But as administration moves with haste to buy a legacy at any price, we run the risk of making commitments that are costly and unwise. Nowhere is this more true than with our Municipal Services Center, the downtown home of many of our civil servants. The building has been in poor condition for years and needs millions of dollars in upgrades. It is not a suitable headquarters for our dedicated civil servants, and breaks up the cohesiveness of our thriving Central Avenue.
However, rather than address this in a timely fashion, administration is now moving to box in the next mayor with a generous deal for a like-for-like downtown replacement. The current building – and the land it sits on – will be sold for just $12.5 million, many millions below market value, which will go straight back to the developer (along with millions more) on the construction of a new property just a few blocks away.
In an era where remote work for most civil servants is and should be here to stay, this doesn’t just defy common sense – it defies a better and more equitable solution.

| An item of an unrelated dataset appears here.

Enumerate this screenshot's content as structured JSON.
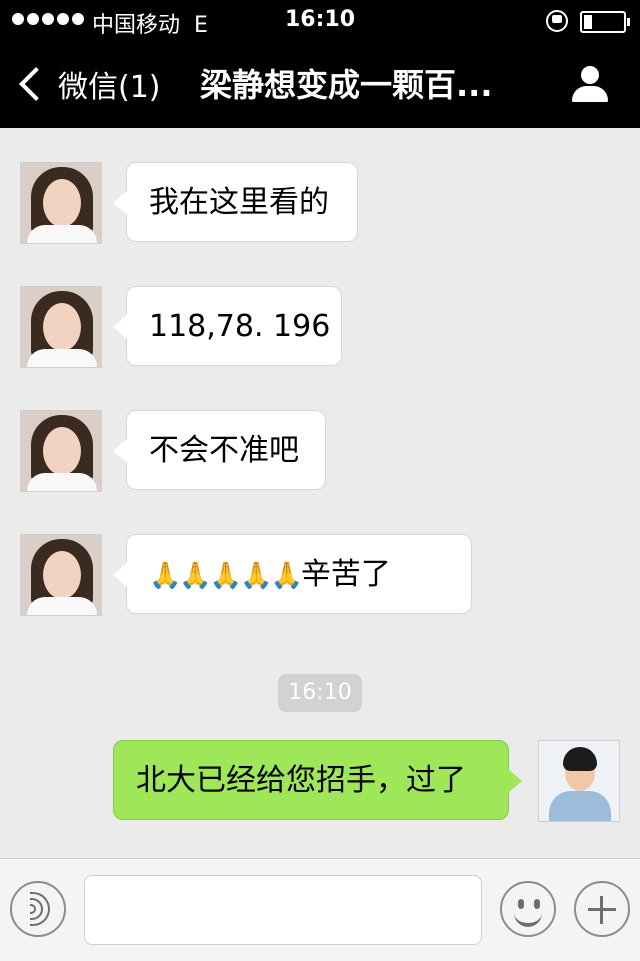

That solution is staring us in the face: A relocation to Tangerine Plaza.
Located right in the heart of our Midtown community, Tangerine Plaza is a large shopping center already owned by the city, representing nearly 50,000 usable square feet. For years, administration has tried and failed to attract a grocery store to serve as an anchor tenant, all the while spending hundreds of thousands on upkeep for a property no one uses.

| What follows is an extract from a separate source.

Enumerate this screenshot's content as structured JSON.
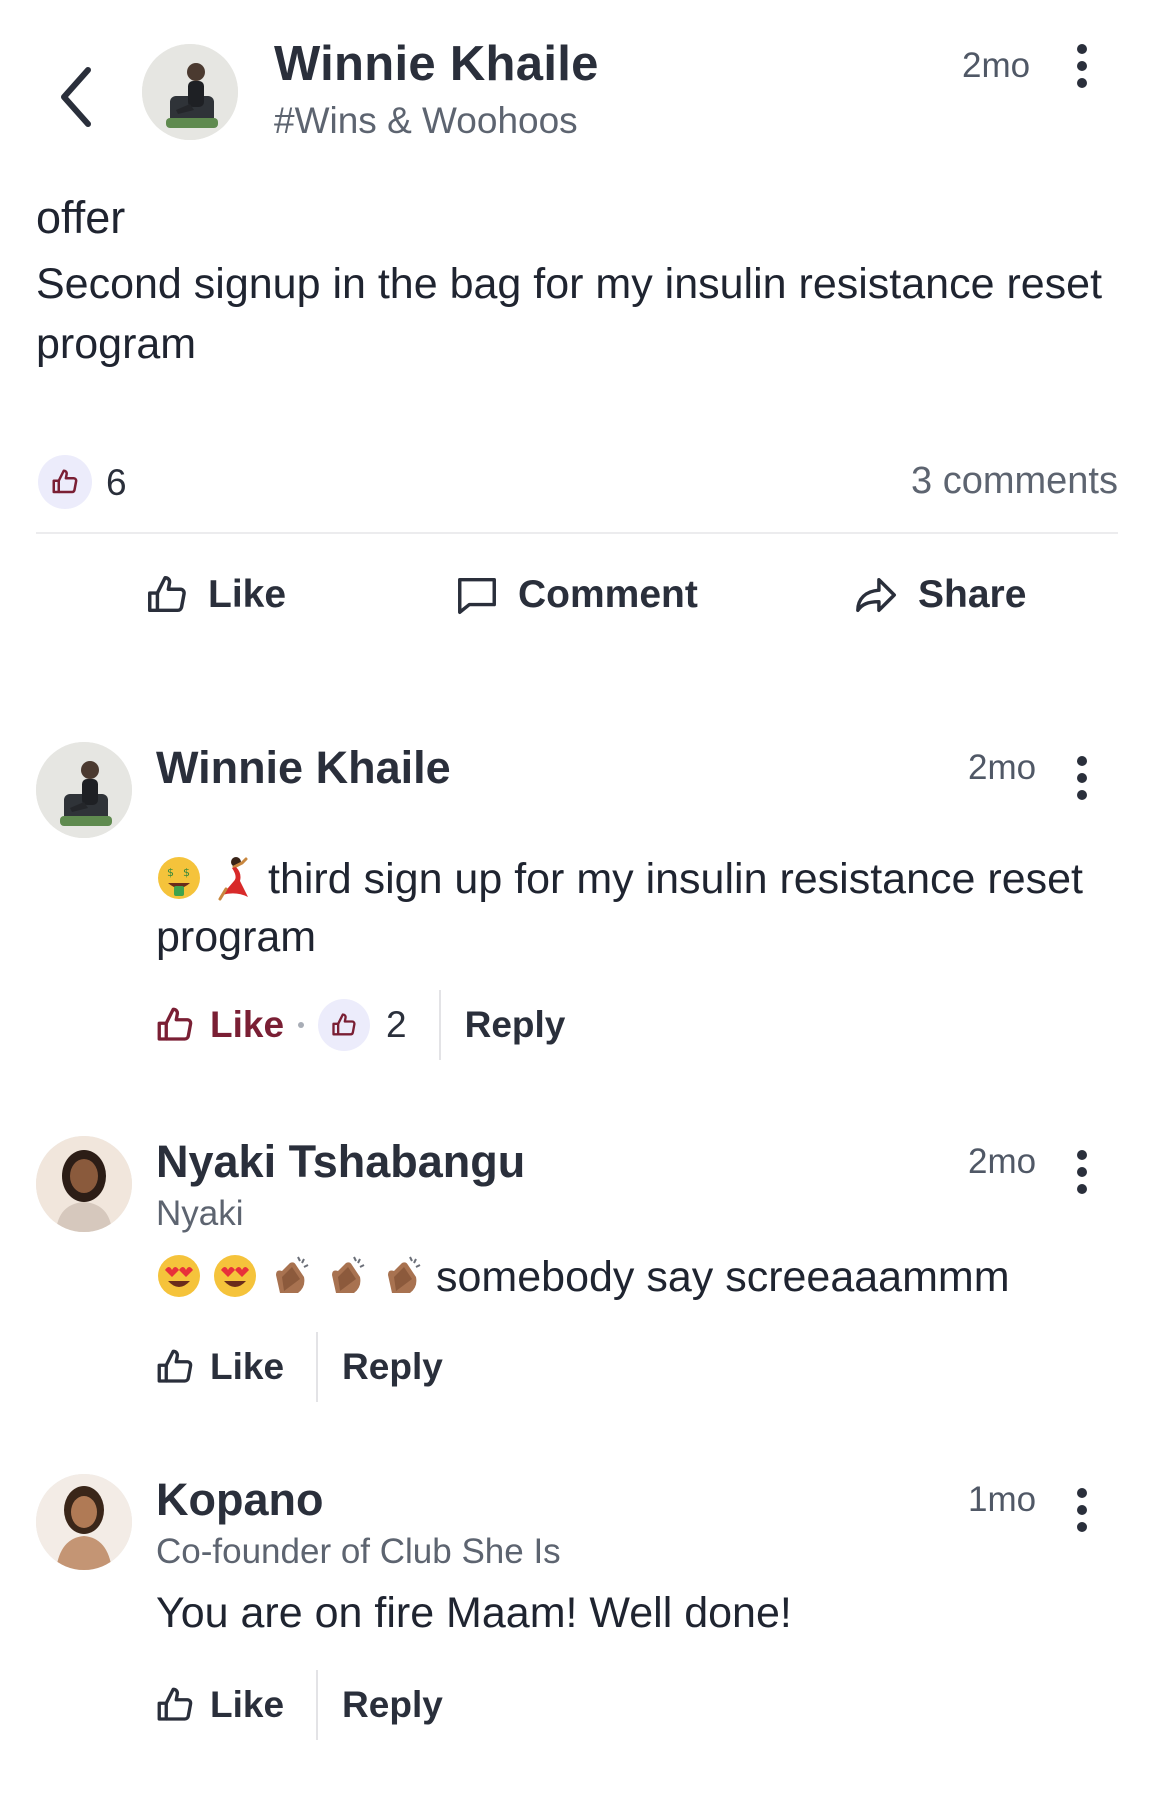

My proposal is simple. As have governments in Tampa, Miami, and Washington, D.C., we can relocate many of our civil servants to a renovated, already existing property. For St. Pete, this can be Tangerine Plaza.
Much of the space in our current Municipal building is unused, or unusable for our needs. And as many city employees can continue to work remotely during all or part of the week, we can stage them in a property with a much smaller footprint than an office building downtown.
The numbers make sense, and it will save our citizen taxpayers a fortune. We’ll be able to sell the existing Municipal Services Center for a fair market value without having to pay many millions for a brand new replacement.
I further propose taking some of the proceeds from this sale and putting them into a community development trust specifically dedicated to small business in underserved communities, including and especially Midtown.
To support our historically underserved communities, we will create a pool of resources to fund new, local, minority-owned businesses in Midtown. Additionally, we will bring a new pool of consumers in the form of city workers and municipal customers into the community, spurring the development of those businesses. We will stop paying to maintain a large empty commercial space and spark the return of grocery stores to the Midtown food desert via a free market solution, rather than expensive and ineffective subsidies.
At a time when property values are at an all time high and affordability is at an all time low, we can’t have perfectly good properties in our vibrant neighborhoods remain empty and unused at public expense. The choice between either supporting our communities or encouraging business growth is a false one: We can achieve both if we devote resources where they will do the most good. Tangerine Plaza will be just the beginning, and that’s why it will be my first priority as St. Petersburg’s Mayor.
Robert Blackmon has been a member of St. Petersburg City Council since November 2019. Last month he announced his candidacy for mayor, in the race to succeed Rick Kriseman, who is term-limited and will leave office in January 2022 after eight years.